DESCRIPTION OF THE TASK
Check every line of the data below for the word "FileSystemException". Copy the ones that have it.

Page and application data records
###

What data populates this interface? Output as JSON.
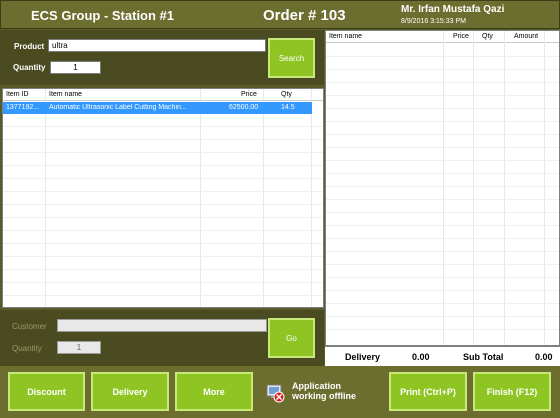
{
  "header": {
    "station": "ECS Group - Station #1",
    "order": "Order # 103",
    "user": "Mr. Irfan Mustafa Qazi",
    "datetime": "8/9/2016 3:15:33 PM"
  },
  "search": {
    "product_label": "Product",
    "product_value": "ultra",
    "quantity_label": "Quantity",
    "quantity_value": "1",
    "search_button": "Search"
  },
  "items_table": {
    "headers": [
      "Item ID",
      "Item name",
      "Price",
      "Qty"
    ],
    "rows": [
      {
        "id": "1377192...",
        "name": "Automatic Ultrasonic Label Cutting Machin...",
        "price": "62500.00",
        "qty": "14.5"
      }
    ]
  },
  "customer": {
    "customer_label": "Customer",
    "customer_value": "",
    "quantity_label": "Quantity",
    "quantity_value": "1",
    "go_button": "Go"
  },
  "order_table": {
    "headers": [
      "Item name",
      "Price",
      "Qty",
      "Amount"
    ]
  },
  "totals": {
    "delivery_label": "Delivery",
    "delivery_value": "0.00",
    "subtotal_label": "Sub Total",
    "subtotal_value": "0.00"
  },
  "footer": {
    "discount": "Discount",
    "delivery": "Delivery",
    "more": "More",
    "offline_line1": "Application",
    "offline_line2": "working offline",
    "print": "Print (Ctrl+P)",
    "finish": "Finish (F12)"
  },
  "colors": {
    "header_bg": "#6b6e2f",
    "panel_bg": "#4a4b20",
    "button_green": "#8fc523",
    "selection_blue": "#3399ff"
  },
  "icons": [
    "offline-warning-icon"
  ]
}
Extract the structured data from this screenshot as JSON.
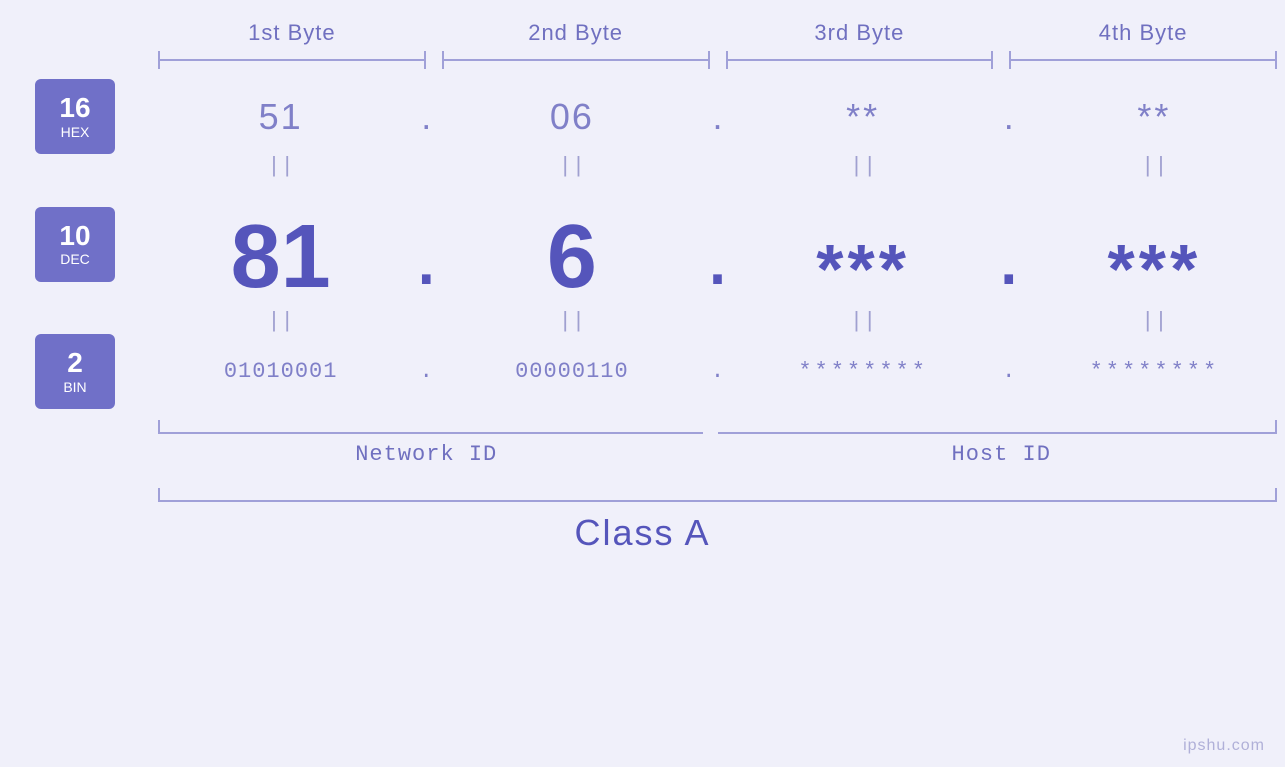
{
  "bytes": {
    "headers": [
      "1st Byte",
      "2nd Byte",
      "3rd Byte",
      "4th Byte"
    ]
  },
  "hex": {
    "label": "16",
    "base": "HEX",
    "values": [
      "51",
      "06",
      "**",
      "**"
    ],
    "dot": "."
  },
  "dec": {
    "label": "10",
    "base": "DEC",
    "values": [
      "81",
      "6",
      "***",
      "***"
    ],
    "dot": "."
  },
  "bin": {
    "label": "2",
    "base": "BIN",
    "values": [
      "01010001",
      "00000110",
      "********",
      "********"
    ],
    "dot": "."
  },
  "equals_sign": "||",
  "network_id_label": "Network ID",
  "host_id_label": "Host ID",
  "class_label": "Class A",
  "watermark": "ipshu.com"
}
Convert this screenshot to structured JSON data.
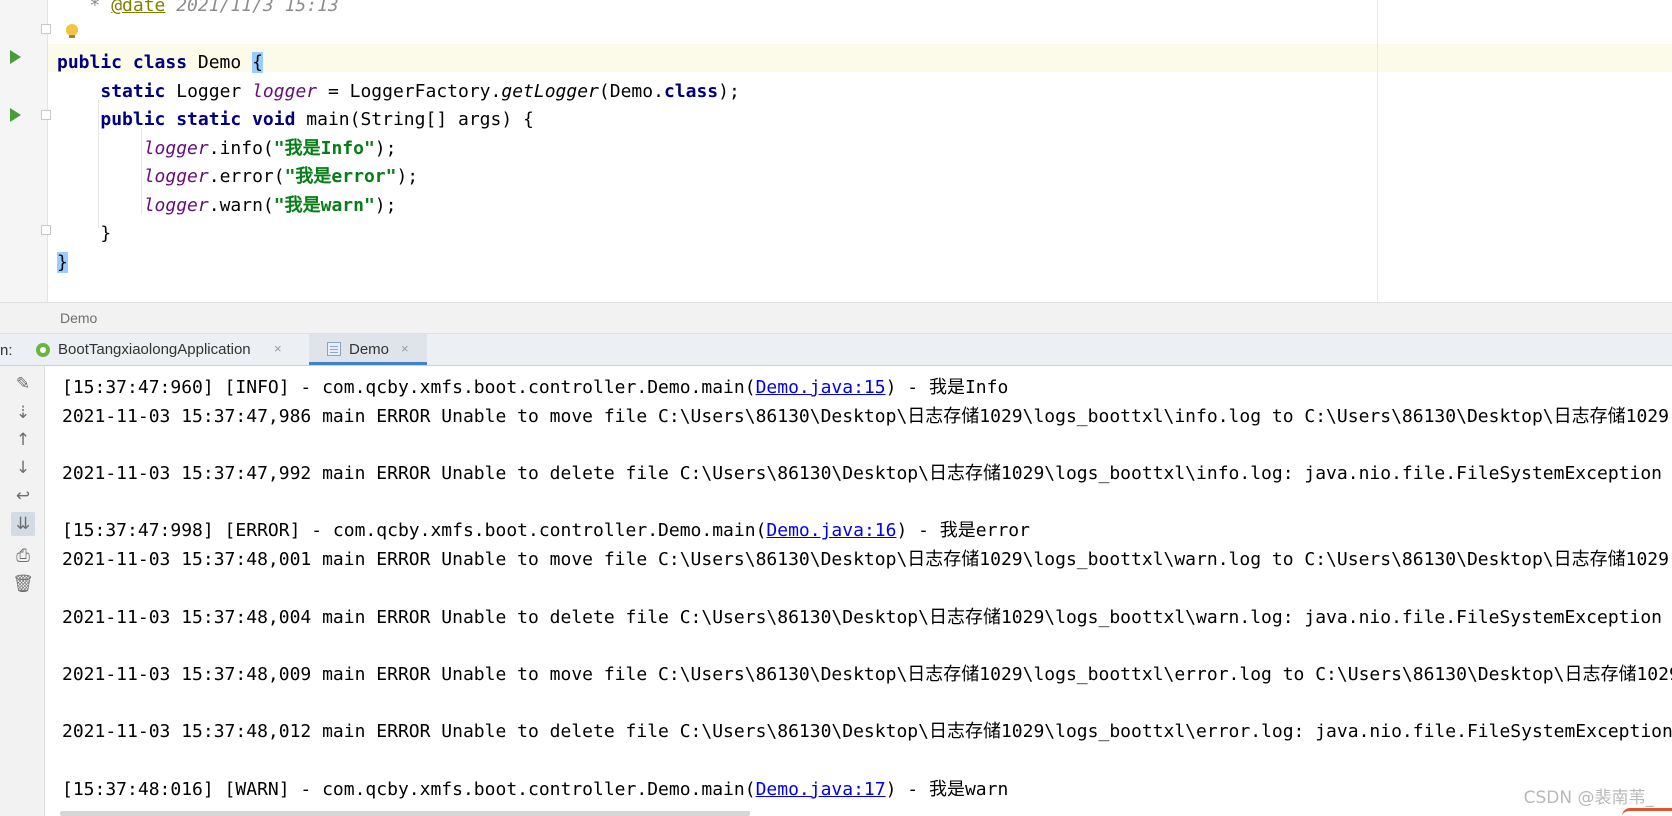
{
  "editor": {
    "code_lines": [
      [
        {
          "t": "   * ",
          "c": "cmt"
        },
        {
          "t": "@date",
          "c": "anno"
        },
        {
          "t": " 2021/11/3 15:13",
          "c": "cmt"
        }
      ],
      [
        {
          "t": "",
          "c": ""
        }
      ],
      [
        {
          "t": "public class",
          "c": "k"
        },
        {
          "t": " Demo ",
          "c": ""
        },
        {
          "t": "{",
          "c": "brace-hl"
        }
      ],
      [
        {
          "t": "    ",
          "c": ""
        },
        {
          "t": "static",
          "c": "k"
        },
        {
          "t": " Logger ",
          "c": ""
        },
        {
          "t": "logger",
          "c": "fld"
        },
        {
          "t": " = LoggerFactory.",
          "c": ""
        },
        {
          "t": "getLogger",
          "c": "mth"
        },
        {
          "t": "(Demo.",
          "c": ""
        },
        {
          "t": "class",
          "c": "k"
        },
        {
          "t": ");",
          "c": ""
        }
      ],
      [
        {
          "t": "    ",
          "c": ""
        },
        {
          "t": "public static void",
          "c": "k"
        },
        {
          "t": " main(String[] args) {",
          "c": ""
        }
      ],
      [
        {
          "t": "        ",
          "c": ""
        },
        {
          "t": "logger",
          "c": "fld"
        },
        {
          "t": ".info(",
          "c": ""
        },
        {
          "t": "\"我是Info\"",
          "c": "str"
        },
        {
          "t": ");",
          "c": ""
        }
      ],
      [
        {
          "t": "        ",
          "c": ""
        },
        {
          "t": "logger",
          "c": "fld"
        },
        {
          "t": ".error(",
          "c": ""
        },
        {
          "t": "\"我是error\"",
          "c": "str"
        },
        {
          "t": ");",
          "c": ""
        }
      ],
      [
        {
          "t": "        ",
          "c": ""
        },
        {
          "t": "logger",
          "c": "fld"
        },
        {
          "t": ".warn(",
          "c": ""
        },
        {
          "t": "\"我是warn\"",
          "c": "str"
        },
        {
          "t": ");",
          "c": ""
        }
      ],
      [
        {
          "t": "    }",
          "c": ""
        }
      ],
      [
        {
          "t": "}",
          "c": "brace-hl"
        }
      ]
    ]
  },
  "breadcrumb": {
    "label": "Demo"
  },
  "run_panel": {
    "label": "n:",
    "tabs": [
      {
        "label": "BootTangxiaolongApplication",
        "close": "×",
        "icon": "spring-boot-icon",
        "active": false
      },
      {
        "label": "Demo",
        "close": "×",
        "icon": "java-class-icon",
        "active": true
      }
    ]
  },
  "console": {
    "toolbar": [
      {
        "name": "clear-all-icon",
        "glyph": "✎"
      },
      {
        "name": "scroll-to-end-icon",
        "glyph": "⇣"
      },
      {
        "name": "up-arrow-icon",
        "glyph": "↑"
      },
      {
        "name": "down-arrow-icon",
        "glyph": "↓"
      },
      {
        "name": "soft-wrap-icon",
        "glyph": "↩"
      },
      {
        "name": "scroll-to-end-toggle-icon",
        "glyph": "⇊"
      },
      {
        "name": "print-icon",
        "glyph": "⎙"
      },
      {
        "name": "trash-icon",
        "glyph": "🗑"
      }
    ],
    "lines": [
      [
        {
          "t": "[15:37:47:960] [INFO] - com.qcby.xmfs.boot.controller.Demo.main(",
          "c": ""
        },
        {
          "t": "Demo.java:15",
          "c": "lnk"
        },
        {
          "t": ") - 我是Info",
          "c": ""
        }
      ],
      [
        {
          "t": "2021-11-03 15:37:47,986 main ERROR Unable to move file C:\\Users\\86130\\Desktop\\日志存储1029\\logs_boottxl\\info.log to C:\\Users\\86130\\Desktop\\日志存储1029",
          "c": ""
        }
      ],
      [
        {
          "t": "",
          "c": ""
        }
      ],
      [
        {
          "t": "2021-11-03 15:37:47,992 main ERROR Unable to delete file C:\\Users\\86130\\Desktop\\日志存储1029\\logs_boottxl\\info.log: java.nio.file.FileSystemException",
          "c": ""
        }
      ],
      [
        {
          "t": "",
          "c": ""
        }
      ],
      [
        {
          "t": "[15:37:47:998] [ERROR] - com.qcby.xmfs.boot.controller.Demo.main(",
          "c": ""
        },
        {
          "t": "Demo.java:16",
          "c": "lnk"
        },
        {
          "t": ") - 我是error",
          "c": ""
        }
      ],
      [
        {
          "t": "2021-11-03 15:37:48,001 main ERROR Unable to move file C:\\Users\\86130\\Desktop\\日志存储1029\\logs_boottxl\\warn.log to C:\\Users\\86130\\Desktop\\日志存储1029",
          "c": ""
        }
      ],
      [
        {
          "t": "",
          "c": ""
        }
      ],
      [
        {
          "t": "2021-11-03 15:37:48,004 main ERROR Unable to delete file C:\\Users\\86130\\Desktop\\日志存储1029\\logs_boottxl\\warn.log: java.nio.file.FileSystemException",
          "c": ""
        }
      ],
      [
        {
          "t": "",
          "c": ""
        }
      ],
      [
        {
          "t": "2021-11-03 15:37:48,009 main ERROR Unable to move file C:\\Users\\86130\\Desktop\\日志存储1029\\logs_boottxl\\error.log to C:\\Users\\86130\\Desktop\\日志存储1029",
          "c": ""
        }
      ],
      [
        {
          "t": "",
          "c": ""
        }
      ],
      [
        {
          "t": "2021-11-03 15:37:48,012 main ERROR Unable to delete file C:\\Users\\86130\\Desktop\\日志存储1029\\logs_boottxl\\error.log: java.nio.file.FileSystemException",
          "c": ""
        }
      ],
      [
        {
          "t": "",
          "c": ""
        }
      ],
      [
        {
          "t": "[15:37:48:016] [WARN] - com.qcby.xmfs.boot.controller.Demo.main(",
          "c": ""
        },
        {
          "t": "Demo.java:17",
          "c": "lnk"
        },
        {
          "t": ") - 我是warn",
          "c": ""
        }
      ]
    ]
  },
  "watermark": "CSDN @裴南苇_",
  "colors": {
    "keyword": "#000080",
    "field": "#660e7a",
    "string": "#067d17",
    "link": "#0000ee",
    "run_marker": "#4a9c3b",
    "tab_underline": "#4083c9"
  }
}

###

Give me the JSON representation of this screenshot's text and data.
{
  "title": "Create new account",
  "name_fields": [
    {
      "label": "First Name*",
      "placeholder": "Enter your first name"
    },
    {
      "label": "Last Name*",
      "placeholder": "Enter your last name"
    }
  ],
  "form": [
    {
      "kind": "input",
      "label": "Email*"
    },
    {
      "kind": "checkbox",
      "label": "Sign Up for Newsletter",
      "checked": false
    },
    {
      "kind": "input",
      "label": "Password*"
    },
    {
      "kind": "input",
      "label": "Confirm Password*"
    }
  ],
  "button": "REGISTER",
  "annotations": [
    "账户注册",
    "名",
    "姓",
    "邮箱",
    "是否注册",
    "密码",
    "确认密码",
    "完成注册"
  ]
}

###

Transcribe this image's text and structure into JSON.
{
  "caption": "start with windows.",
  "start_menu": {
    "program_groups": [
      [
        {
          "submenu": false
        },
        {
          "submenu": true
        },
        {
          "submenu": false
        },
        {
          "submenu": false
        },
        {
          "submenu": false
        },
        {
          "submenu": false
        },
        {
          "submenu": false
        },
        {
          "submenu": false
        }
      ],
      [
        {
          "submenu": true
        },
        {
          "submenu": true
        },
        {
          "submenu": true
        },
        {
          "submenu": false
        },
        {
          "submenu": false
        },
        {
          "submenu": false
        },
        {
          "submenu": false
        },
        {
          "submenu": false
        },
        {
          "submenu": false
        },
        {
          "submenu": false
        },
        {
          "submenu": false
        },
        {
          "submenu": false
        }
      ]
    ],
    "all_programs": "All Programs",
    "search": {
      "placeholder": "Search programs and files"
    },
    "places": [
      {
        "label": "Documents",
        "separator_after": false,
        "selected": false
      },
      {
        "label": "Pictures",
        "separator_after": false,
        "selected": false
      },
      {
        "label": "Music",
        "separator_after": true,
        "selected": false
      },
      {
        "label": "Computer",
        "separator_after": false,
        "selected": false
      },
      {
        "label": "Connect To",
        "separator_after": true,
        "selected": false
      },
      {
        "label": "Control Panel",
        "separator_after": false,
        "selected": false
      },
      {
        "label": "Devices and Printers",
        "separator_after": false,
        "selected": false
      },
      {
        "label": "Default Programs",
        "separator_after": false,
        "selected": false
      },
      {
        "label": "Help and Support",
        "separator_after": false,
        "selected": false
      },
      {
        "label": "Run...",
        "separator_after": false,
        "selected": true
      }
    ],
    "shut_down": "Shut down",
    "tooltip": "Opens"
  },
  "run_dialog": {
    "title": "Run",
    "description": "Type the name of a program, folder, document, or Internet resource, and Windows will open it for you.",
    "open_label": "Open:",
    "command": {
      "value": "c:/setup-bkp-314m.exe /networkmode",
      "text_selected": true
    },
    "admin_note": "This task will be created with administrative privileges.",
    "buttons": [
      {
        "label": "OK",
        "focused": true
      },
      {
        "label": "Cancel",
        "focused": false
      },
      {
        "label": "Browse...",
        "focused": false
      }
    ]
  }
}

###

RESPONSE AREA
          "t": "2021-11-03 15:37:47,992 main ERROR Unable to delete file C:\\Users\\86130\\Desktop\\日志存储1029\\logs_boottxl\\info.log: java.nio.file.FileSystemException",
          "t": "2021-11-03 15:37:48,004 main ERROR Unable to delete file C:\\Users\\86130\\Desktop\\日志存储1029\\logs_boottxl\\warn.log: java.nio.file.FileSystemException",
          "t": "2021-11-03 15:37:48,012 main ERROR Unable to delete file C:\\Users\\86130\\Desktop\\日志存储1029\\logs_boottxl\\error.log: java.nio.file.FileSystemException",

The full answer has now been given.